#### Exercise requirements
Every line that holds the word "kind" needs to be copied from the data below.

#### Exercise inputs
+++++

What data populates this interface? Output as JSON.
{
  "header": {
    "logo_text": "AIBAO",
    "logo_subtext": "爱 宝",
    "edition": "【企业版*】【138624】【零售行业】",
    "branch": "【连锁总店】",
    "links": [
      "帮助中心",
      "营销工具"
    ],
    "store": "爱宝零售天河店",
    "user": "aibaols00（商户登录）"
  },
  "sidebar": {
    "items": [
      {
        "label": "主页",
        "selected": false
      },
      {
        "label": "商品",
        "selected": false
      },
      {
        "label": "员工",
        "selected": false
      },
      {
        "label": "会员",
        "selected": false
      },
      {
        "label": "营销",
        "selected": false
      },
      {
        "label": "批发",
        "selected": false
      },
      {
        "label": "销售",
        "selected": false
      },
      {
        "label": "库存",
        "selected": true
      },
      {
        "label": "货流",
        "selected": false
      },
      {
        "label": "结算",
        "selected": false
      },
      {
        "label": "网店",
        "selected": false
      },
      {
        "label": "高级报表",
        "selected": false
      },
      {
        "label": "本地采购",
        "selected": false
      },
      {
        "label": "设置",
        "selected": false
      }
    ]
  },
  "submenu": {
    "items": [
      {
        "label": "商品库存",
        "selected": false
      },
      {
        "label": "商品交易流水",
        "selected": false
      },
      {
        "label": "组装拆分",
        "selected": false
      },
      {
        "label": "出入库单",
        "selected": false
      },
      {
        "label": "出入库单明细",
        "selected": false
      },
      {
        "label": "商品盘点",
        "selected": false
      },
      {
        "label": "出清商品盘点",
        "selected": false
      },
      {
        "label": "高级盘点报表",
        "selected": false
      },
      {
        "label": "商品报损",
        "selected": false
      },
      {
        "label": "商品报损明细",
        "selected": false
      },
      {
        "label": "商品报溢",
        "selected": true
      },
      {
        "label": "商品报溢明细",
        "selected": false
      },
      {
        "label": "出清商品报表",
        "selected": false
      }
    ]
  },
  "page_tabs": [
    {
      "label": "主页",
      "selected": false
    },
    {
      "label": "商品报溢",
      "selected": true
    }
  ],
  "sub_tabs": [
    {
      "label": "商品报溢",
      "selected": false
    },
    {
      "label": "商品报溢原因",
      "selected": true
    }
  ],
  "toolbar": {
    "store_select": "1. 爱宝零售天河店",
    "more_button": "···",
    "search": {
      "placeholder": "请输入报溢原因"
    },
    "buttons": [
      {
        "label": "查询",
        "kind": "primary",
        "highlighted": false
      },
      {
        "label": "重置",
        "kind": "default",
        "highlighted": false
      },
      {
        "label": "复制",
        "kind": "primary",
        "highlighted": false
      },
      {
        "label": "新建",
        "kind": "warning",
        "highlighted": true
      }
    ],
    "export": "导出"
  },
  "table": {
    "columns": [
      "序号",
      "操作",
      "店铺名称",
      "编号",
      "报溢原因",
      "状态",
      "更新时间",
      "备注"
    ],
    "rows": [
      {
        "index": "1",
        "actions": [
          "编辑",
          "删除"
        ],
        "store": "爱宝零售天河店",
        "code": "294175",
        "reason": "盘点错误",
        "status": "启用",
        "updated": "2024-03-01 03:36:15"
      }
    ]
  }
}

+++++

#### Exercise solution
        "kind": "primary",
        "kind": "default",
        "kind": "primary",
        "kind": "warning",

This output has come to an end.